I began my formal study of Chinese Medicine in 1996. Over the years I have studied in China, Thailand, Japan, USA and Germany. I have also had the opportunity to teach Chinese medicine at a number of UK colleges and was lecturer and Clinical Supervisor at the University of Westminster Polyclinic for 5 years. I was a co-founder of Kai clinic, a BHMA award winning multi-couch acupuncture practice within a North London GP surgery. Following on from some of the ideas developed through teaching, I co-founded Yuji Clinic of Chinese Medicine in London, as well as Yu seminars. I am dedicated to the promotion of Classical Chinese Medicine understanding and practice.
I have spent much of my life trying to understand the world around me. I often feel that I am getting closer to this objective with every decade that passes, yet I still manage to provide evidence to the contrary every so often. I am profoundly grateful to my teachers who have helped me along the way. It is my hope that by telling you of my teachers and something of the lineage of my knowledge you will be able to infer the qualities that I admire and aspire to, not just in Chinese medicine, but in life. At the start of every lecture I always like to give the names of the following people, partly to say thanks and also to prove that I am not making this stuff up. The fact that all these named people also defer both to their teachers and to their teacher’s classical roots also highlights that the great medical and philosophical thinkers in China (and elsewhere) really were that smart and observant 2000 years ago. I hope these people will forgive my attempts to sum up their incredible work in a few short sentences.
Phra Hans Ulrich Kaempfer and Luang Paw Charoen
These two extraordinary people shared some of their time with me at Thamkrabok monastery in Thailand. I had gone there to study the rehab clinic but came away with so much more. Phra Hans helped to put my thoughts into some order and then, once I had nearly died (long story), Luang Paw showed me what my own life might mean and what real teaching felt like. Beautiful; life changing; terrifying.
A man with a piercing intellect who took his students by the scruff of the neck and showed us how smart this medicine was and could be. He also makes you realise how much fun it can be once you are given the principles. No mystery, no pretence, just logic, clarity, process and results and the most profound respect for the classics. Deservedly the world’s most famous Belgian.

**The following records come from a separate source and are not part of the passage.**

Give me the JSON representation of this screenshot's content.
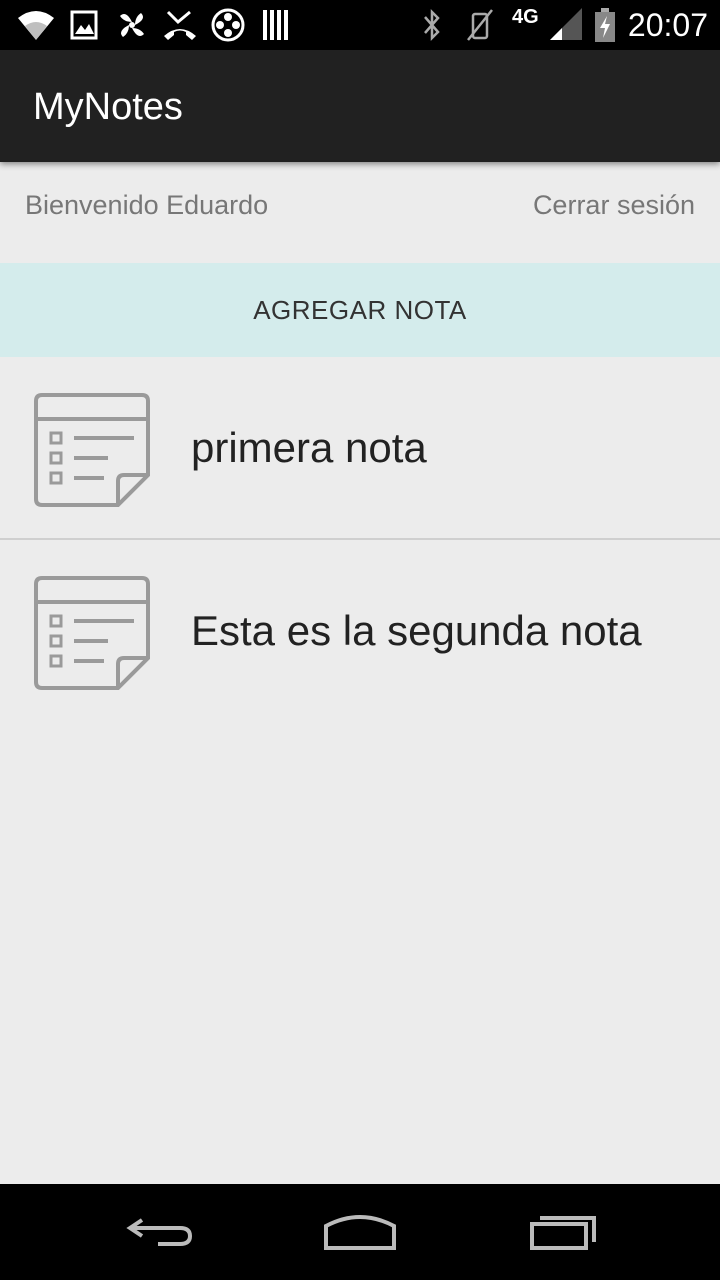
{
  "status_bar": {
    "time": "20:07",
    "network": "4G",
    "left_icons": [
      "wifi-icon",
      "image-icon",
      "pinwheel-icon",
      "missed-call-icon",
      "media-reel-icon",
      "barcode-icon"
    ],
    "right_icons": [
      "bluetooth-icon",
      "vibrate-off-icon",
      "signal-icon",
      "battery-icon"
    ]
  },
  "action_bar": {
    "title": "MyNotes"
  },
  "header": {
    "welcome": "Bienvenido Eduardo",
    "logout": "Cerrar sesión"
  },
  "add_note": {
    "label": "AGREGAR NOTA",
    "color": "#d4ecec"
  },
  "notes": [
    {
      "title": "primera nota",
      "icon": "note-icon"
    },
    {
      "title": "Esta es la segunda nota",
      "icon": "note-icon"
    }
  ],
  "nav_bar": {
    "buttons": [
      "back-icon",
      "home-icon",
      "recent-apps-icon"
    ]
  },
  "colors": {
    "action_bar": "#212121",
    "background": "#ececec",
    "status_bar": "#000000"
  }
}
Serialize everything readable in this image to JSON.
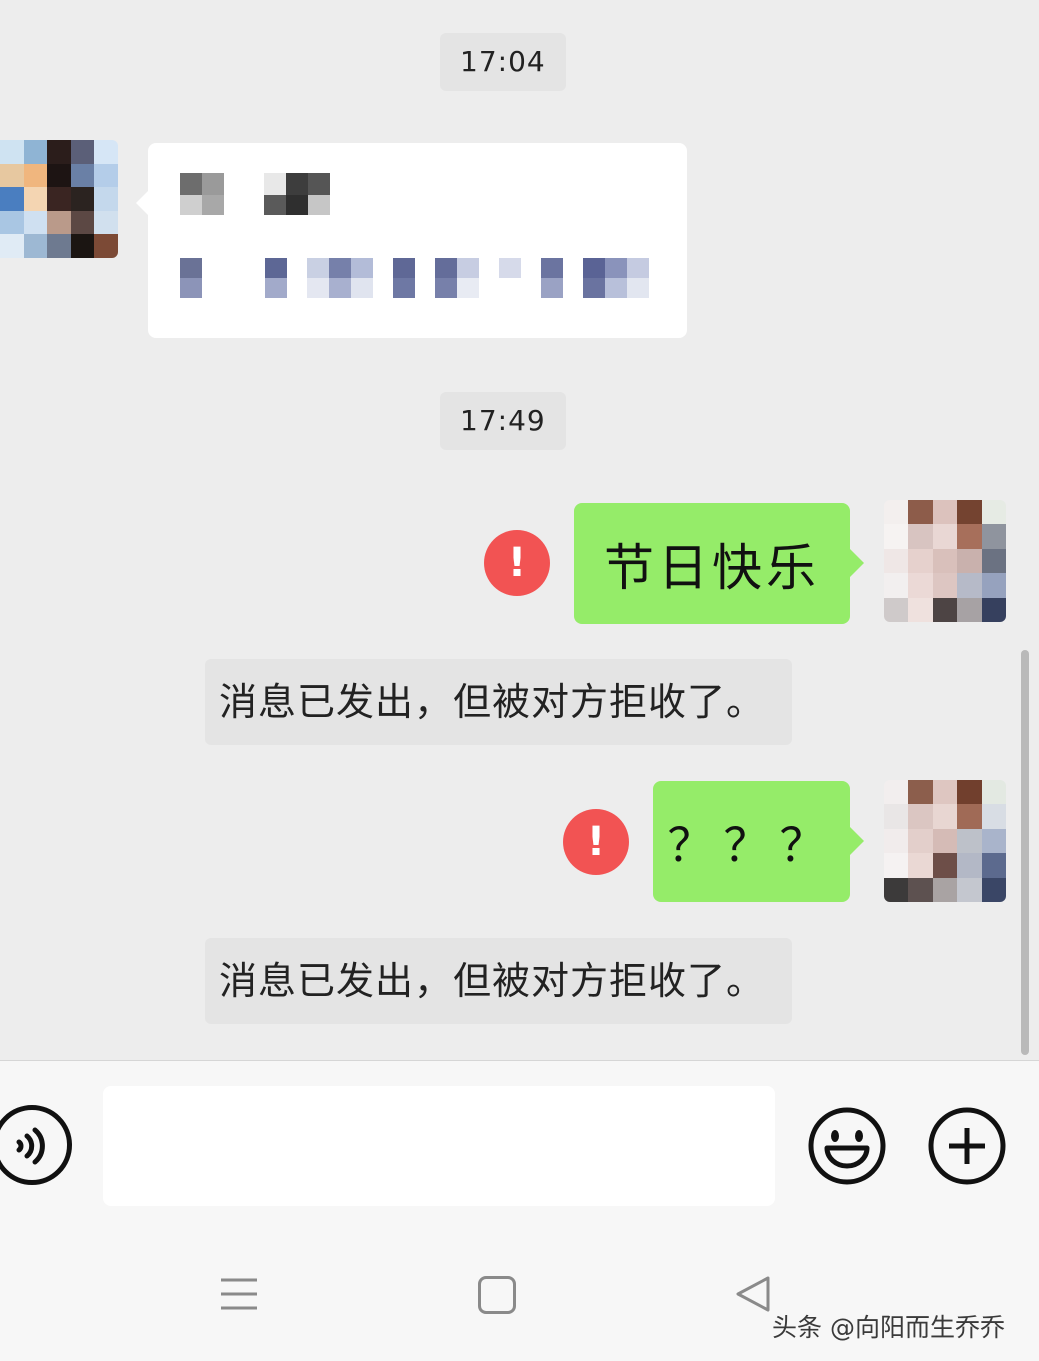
{
  "chat": {
    "timestamps": [
      "17:04",
      "17:49"
    ],
    "messages": [
      {
        "direction": "incoming",
        "content": "",
        "note": ""
      },
      {
        "direction": "outgoing",
        "text": "节日快乐",
        "status": "failed"
      },
      {
        "direction": "system",
        "text": "消息已发出，但被对方拒收了。"
      },
      {
        "direction": "outgoing",
        "text": "？？？",
        "status": "failed"
      },
      {
        "direction": "system",
        "text": "消息已发出，但被对方拒收了。"
      }
    ],
    "error_icon_glyph": "!"
  },
  "input_bar": {
    "placeholder": "",
    "voice_icon": "voice-icon",
    "emoji_icon": "emoji-icon",
    "plus_icon": "plus-icon"
  },
  "nav_bar": {
    "icons": [
      "menu-icon",
      "home-icon",
      "back-icon"
    ]
  },
  "watermark": "头条 @向阳而生乔乔",
  "colors": {
    "background": "#ededed",
    "outgoing_bubble": "#95ec69",
    "incoming_bubble": "#ffffff",
    "error": "#f25353",
    "system_note": "#e4e4e4"
  }
}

Who let me in to his clinic where I enjoyed seeing someone so adept at the skills involved in treating. He always reminds me of a jazz musician, improvising with such assured awareness and confidence. A colleague once said of him; “other people made me want to do acupuncture, but he made me want to be an acupuncturist”.
The founder of the Gateway clinic and a true pioneer of effective Chinese medicine provision in this country. John was the first person I met who really embodied the medicine and the first who allowed me into this clinic to teach what dedication and service meant. Thanks to his infectious ability to push limits I can endure many things, including sweat lodges that would be too much for even an Estonian. A privilege.
I really only studied with Roy on 2 or 3 occasions but the intensity of his focus and movement have stayed with me, and remains during every qi gong session I ever do. Enough said.
Elizabeth Rochat de la Valle
Who weaves the history and the philosophy of Chinese medicine into the fabric of your thoughts. Joie de vivre in person.
For the compassion and the overview he gives to the Neijing and the fundamentals which underlie the Chinese sciences.
Andrew Nugent Head
As soon as I met Andrew I knew that he was the person who could change the course of Chinese medicine in the UK. His embodiment of the medicine and his dedication to thorough teaching has given us the grounding to build a community who have the tangible skills to treat and to genuinely learn from each other. His skill in getting out of the way of his own teaching means that, however much we credit him for his work, we are probably still short changing him.
Since 2010 my work has primarily been focused on teaching the physical skills and application embodied in the work of Andrew Nugent Head’s Association of Traditional Studies (ATS).
The fundamental skills and “tangible medicine” promoted by ATS form the basis of all practitioners’ work at YUJI, James’ Central London teaching Clinic where he continues the tradition of practical teaching and learning as passed down to him. His teaching of herbal medicine, acupuncture, bodywork and exercise aims to enable the solid skills required to enact the clear yet adaptable theory consistent with principles from the Jing, (Classics) of Chinese Medicine.